"We will march with energy. We can't rest in our search" for the students, Felipe de la Cruz, a spokesman for the families of the missing students, told Agence France-Presse. The students, from the Ayotzinapa Rural Teachers’ College, were taken into custody by local authorities after commandeering buses to take them to a demonstration in Mexico City and then disappeared. The remains of only two students have been confirmed by forensic specialists.
The disappearance happened as Mexico grappled (and continues to grapple) with controversial education policy reforms that rural teachers say treat poor, rural school districts unfairly. Guerrero state, home to the Pacific coastal tourist city of Acapulco, is one of Mexico’s poorest and most dangerous.
— AJ+ (@ajplus) September 24, 2015
Activists told the Associated Press they hoped the march would help bring justice by keeping the public’s attention on the as-of-yet-unresolved case.
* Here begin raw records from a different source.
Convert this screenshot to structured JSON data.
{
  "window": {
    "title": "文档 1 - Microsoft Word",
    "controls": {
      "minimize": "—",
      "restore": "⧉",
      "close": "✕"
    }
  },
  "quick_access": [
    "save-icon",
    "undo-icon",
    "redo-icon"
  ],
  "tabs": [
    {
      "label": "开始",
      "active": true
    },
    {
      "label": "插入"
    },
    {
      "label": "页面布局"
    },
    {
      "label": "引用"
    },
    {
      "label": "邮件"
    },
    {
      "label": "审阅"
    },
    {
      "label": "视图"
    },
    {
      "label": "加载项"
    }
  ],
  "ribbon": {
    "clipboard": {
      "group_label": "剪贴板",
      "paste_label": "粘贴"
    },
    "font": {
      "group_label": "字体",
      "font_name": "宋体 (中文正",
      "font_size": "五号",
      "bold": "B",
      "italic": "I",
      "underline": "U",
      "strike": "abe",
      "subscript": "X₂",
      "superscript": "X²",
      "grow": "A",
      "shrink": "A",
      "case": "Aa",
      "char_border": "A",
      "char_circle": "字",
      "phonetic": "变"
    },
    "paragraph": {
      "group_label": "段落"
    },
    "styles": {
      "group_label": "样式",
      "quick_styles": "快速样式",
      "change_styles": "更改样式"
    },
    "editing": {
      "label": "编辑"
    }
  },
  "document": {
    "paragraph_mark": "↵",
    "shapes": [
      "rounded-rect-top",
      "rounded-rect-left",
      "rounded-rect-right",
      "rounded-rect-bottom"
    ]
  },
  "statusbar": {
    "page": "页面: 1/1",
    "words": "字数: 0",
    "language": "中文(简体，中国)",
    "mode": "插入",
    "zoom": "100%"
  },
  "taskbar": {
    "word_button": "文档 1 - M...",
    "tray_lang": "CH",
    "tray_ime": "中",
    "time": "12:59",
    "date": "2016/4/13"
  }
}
Though the marches were smaller than ones over the past year, the New York Times estimated 50,000 people turned out in the country’s capital Saturday.
The federal government’s investigation into the disappearance concluded Iguala’s mayor ordered police to go after the students out of fear they would interrupt a speech his wife was giving that afternoon. The police then allegedly turned the students over to a local gang, the Guerreros Unidos, who killed them and burned their bodies in a dumpster in the nearby town of Cocula, according to the government's report.
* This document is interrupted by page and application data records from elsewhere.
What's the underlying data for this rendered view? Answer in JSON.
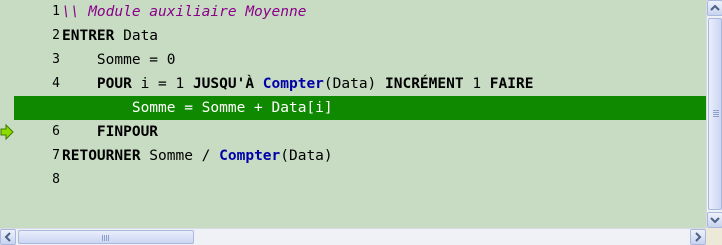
{
  "editor": {
    "current_line": 5,
    "lines": [
      {
        "number": "1",
        "tokens": [
          {
            "text": "\\\\ Module auxiliaire Moyenne",
            "type": "comment"
          }
        ]
      },
      {
        "number": "2",
        "tokens": [
          {
            "text": "ENTRER",
            "type": "keyword"
          },
          {
            "text": " Data",
            "type": "text"
          }
        ]
      },
      {
        "number": "3",
        "tokens": [
          {
            "text": "    Somme = 0",
            "type": "text"
          }
        ]
      },
      {
        "number": "4",
        "tokens": [
          {
            "text": "    ",
            "type": "text"
          },
          {
            "text": "POUR",
            "type": "keyword"
          },
          {
            "text": " i = 1 ",
            "type": "text"
          },
          {
            "text": "JUSQU'À",
            "type": "keyword"
          },
          {
            "text": " ",
            "type": "text"
          },
          {
            "text": "Compter",
            "type": "function"
          },
          {
            "text": "(Data) ",
            "type": "text"
          },
          {
            "text": "INCRÉMENT",
            "type": "keyword"
          },
          {
            "text": " 1 ",
            "type": "text"
          },
          {
            "text": "FAIRE",
            "type": "keyword"
          }
        ]
      },
      {
        "number": "5",
        "tokens": [
          {
            "text": "        Somme = Somme + Data[i]",
            "type": "text"
          }
        ]
      },
      {
        "number": "6",
        "tokens": [
          {
            "text": "    ",
            "type": "text"
          },
          {
            "text": "FINPOUR",
            "type": "keyword"
          }
        ]
      },
      {
        "number": "7",
        "tokens": [
          {
            "text": "RETOURNER",
            "type": "keyword"
          },
          {
            "text": " Somme / ",
            "type": "text"
          },
          {
            "text": "Compter",
            "type": "function"
          },
          {
            "text": "(Data)",
            "type": "text"
          }
        ]
      },
      {
        "number": "8",
        "tokens": []
      }
    ]
  },
  "icons": {
    "execution_pointer": "green-arrow-icon",
    "scroll_up": "arrow-up-icon",
    "scroll_down": "arrow-down-icon",
    "scroll_left": "arrow-left-icon",
    "scroll_right": "arrow-right-icon"
  },
  "colors": {
    "editor_background": "#c7dcc3",
    "current_line_highlight": "#0f8a00",
    "keyword": "#000000",
    "function": "#0000a8",
    "comment": "#8a008a",
    "pointer_arrow": "#7fd000"
  }
}
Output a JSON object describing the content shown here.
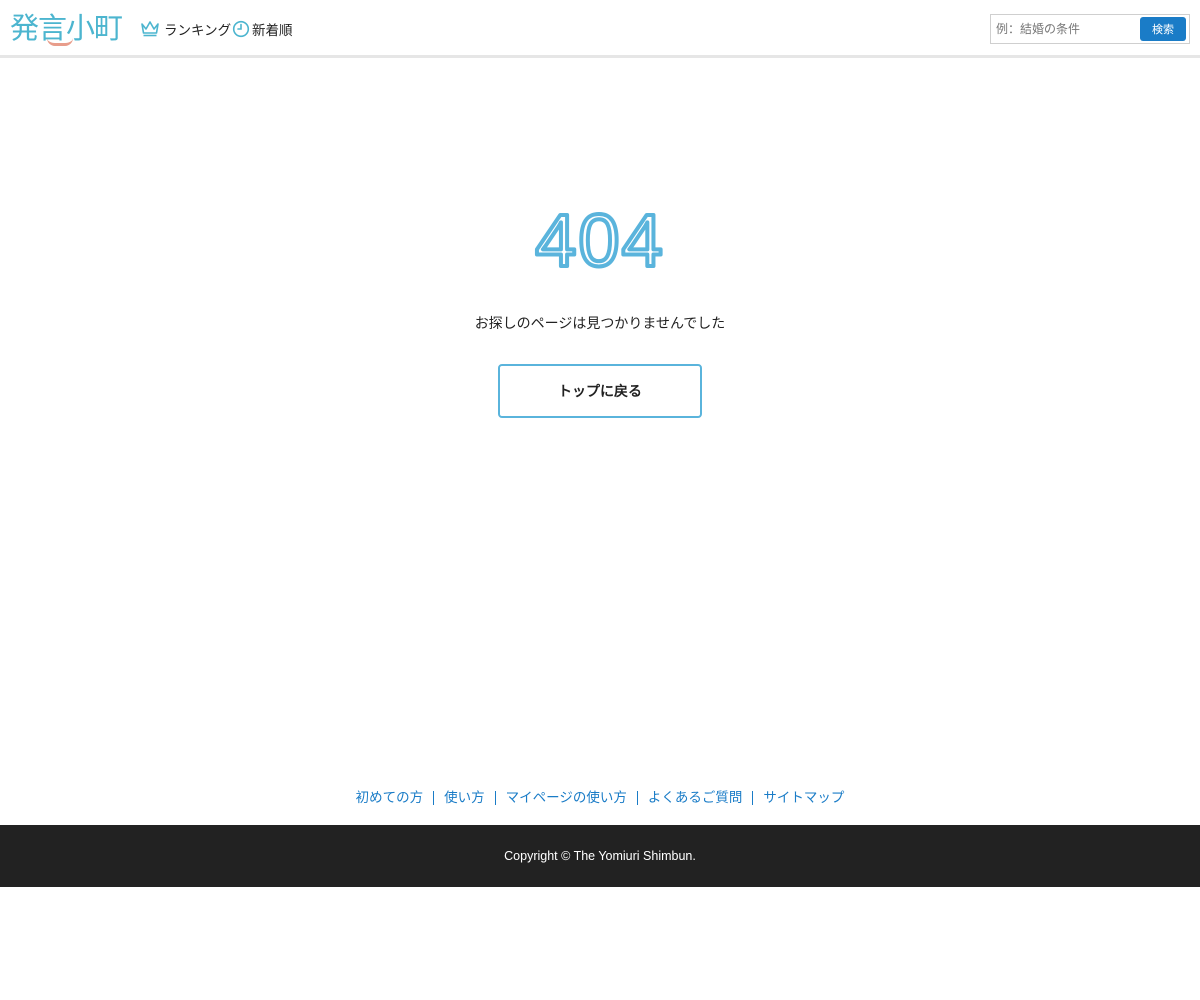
{
  "header": {
    "logo_text": "発言小町",
    "nav_ranking_label": "ランキング",
    "nav_new_label": "新着順",
    "search_placeholder": "例：結婚の条件",
    "search_button_label": "検索"
  },
  "main": {
    "error_code": "404",
    "error_message": "お探しのページは見つかりませんでした",
    "top_button_label": "トップに戻る"
  },
  "footer": {
    "links": [
      "初めての方",
      "使い方",
      "マイページの使い方",
      "よくあるご質問",
      "サイトマップ"
    ],
    "copyright": "Copyright © The Yomiuri Shimbun."
  },
  "colors": {
    "brand": "#4cb5cf",
    "accent_pink": "#e89d8b",
    "link_blue": "#1a7cc7",
    "error_blue": "#5ab4dc",
    "footer_bg": "#222222"
  },
  "icons": {
    "ranking": "crown-icon",
    "new": "clock-icon"
  }
}
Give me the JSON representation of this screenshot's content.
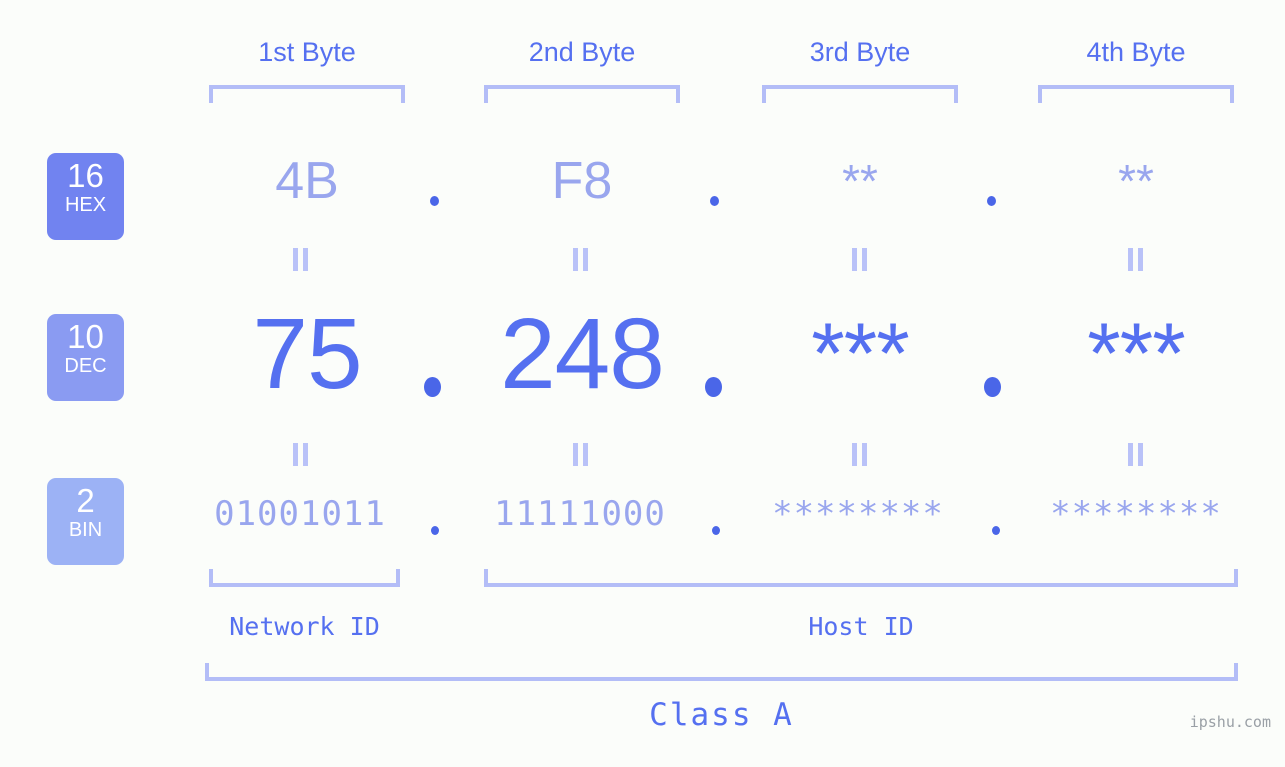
{
  "meta": {
    "background_color": "#fbfdfa",
    "accent_strong": "#5570f0",
    "accent_light": "#99a6ee",
    "bracket_color": "#b3bdf7"
  },
  "header": {
    "byte_labels": [
      "1st Byte",
      "2nd Byte",
      "3rd Byte",
      "4th Byte"
    ]
  },
  "bases": [
    {
      "num": "16",
      "name": "HEX",
      "color": "#7183f0"
    },
    {
      "num": "10",
      "name": "DEC",
      "color": "#8a9bf2"
    },
    {
      "num": "2",
      "name": "BIN",
      "color": "#9cb2f5"
    }
  ],
  "rows": {
    "hex": {
      "base": "16",
      "values": [
        "4B",
        "F8",
        "**",
        "**"
      ]
    },
    "dec": {
      "base": "10",
      "values": [
        "75",
        "248",
        "***",
        "***"
      ]
    },
    "bin": {
      "base": "2",
      "values": [
        "01001011",
        "11111000",
        "********",
        "********"
      ]
    }
  },
  "separators": {
    "dot": ".",
    "equals_mark": "||"
  },
  "footer": {
    "network_id_label": "Network ID",
    "host_id_label": "Host ID",
    "class_label": "Class A",
    "watermark": "ipshu.com"
  }
}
But a report released last month from the regional human rights authority, the Inter-American Commission on Human Rights, rejected the Mexican government’s description of events. Among other allegations, the report states federal security forces had been tracking the students throughout the day and were at two of the scenes where the students were later attacked. If the report’s allegations are true, then the students were kidnapped with the involvement of state and federal police, who then collaborated with organized criminals to murder and dispose of the bodies.